Jayson S. Faatz (1859-1923) was a long, lean first-baseman with speed, spunk and the mouth of a drunken sailor. His brief tenure in the major leagues was marked by poor offensive output and notable regard by his bosses. Despite mediocre hitting stats and the temperament of a wounded wolverine, Jay was repeatedly chosen to lead his teammates on the field. He served as player-manager in the minors and majors and was a key ally of John Montgomery Ward in the creation of the Players' League. Faatz came out of the Canadian circuits to Pittsburgh's misbegotten American Association entry late in the 1884 season, getting into 29 games as the club finished 11th of 13. He last played in the PL after moving from Cleveland to Buffalo. A colorful sports reporter of the time, Ernest Jarrold, once described the inner machinations that produced the Players' League. He spoke of Faatz, with his 6'4” sub-200 lb frame as “one of the most striking figures” involved. He dubbed Faatz “the most expert poker player in the United States” with a passion for diamonds, which were always tucked on his person. He not only cut a dashing image but was a “level-headed, clear thinker, and the orator of the Brotherhood,” per Jarrold.

  • Faatz' career average was as lean as the player: .241. Yet one of his three lifetime home runs was noteworthy. His grounder bounced off third-sacker Deacon White's foot and rolled under the stands, yielding a three-run “blast” that never left the infield, per David Nemec of SABR
  • In one of those Old Judge idiosyncrasies, Goodwin's editors elected to identify Faatz as "Capt." on his three Old Judge entries while curiously omitting his defensive position. One might assume that this speaks to Faatz' reputation as more of a leader than a skilled ballplayer.

Auction History

Wallace Fessenden

  • Series: Beginnings: 1880's
  • League: National League
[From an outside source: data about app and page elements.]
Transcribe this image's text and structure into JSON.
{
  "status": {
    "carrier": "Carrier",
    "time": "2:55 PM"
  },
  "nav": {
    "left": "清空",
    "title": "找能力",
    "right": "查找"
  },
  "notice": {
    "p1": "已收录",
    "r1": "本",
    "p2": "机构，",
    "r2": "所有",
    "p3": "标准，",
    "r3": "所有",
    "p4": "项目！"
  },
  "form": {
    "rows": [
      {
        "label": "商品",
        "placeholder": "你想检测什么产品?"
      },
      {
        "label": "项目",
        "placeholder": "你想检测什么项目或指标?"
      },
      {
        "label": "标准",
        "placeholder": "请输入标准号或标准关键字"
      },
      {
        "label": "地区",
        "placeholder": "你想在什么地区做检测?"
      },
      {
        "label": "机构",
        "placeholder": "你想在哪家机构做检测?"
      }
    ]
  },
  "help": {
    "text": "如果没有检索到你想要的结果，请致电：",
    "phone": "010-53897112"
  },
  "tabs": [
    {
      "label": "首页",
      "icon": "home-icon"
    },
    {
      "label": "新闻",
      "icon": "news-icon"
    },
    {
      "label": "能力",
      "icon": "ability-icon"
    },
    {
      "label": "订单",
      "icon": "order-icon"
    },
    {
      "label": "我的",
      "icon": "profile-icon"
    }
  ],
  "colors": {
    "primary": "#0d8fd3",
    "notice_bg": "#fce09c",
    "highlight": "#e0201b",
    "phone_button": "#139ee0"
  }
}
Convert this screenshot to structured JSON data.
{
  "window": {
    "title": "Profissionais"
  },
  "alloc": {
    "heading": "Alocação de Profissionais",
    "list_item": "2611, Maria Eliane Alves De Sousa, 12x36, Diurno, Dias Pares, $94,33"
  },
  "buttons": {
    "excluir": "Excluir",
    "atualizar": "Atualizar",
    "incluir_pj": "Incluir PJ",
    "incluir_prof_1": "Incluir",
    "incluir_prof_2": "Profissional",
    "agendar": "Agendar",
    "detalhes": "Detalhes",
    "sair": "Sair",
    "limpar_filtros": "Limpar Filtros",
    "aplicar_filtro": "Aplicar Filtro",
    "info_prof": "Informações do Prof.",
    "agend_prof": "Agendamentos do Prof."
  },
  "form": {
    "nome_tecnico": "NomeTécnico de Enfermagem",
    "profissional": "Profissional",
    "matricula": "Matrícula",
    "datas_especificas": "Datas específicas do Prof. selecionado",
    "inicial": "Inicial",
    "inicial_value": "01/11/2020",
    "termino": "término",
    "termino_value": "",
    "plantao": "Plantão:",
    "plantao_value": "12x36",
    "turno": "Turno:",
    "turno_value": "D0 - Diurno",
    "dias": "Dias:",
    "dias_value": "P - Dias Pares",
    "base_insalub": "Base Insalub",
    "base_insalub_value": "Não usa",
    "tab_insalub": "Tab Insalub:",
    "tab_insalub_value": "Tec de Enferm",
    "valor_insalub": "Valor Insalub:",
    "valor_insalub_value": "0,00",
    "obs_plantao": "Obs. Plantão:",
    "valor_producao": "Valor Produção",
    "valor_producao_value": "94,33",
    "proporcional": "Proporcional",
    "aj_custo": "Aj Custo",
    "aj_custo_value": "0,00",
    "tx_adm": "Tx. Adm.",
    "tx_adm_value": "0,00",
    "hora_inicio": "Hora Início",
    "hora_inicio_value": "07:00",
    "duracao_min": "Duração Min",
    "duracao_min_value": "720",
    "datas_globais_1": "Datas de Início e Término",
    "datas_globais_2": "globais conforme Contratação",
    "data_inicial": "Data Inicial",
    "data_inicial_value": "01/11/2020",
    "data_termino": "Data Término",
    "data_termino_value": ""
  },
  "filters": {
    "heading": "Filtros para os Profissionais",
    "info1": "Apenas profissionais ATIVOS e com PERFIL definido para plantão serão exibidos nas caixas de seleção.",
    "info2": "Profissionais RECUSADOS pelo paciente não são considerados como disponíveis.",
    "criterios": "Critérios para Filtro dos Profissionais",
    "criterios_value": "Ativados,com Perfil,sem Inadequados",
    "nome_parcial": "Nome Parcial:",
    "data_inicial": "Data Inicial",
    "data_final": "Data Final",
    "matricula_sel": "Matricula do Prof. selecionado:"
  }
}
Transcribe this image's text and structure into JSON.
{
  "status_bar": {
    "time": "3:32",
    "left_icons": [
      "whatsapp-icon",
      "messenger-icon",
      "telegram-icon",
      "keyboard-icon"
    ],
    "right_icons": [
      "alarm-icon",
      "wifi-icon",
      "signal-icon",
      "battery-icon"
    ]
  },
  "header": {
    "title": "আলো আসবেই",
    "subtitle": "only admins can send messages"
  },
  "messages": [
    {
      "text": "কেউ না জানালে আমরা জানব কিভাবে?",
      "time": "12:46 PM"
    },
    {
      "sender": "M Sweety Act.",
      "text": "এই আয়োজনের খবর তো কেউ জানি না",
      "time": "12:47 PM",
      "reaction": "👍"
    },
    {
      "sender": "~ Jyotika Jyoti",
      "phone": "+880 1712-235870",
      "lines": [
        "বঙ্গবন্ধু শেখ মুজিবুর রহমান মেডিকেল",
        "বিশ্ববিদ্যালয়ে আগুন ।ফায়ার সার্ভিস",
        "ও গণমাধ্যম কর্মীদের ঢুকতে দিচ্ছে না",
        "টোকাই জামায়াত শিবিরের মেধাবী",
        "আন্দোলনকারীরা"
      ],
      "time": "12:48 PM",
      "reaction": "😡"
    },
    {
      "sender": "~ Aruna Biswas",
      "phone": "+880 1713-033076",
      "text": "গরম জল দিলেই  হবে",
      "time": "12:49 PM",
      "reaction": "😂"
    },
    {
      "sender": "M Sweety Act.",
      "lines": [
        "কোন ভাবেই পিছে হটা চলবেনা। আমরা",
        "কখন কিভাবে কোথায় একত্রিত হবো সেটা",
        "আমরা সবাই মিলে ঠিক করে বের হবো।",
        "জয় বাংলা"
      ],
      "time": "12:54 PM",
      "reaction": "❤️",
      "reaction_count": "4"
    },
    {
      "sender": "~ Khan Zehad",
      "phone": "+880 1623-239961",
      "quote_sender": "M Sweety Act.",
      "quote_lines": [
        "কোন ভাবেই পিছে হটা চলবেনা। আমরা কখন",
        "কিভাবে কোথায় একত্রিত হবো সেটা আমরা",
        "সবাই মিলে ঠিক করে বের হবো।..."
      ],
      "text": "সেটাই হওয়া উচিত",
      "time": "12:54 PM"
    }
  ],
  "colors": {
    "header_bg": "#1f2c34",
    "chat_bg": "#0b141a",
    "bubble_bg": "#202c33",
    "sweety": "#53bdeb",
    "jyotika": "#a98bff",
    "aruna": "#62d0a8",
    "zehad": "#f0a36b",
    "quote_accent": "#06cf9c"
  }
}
Wallace Clifton Fessenden (1860-1935) was born in New Hampshire as the clouds of civil war were gathering. At age 28 he umpired in the National League, logging 52 games in 1889 and returning for one game in 1890. At the end of that season, Fessenden left his referee garb on July 2 and stepped in as the interim manager of the American Association's Syracuse Stars three weeks later. The team went 4-7 during his time at the helm. His ace that season was Dan Casey, who although not the real model for Mighty Casey, had the honor of reenacting Thayer's opus at the inauguration of the Hall of Fame in 1939. The best hitter on the Stars was Cupid Childs who hit .345. Wally followed George Kasson Frazier who, with Fessenden, shared the distinction of managing the Stars that year as their only major league managerial experience. Frazier was the team owner and stepped aside as the season wound down toward the dissolution of the club at year's end. The Stars had been an International Association team in 1888 and '89 before their sole MLB season in the AA.

  • Fessenden had gained some minor league managerial experience with Lynn of the Massachusetts State Association in 1884 and with Salem of the New England League in 1888

Auction History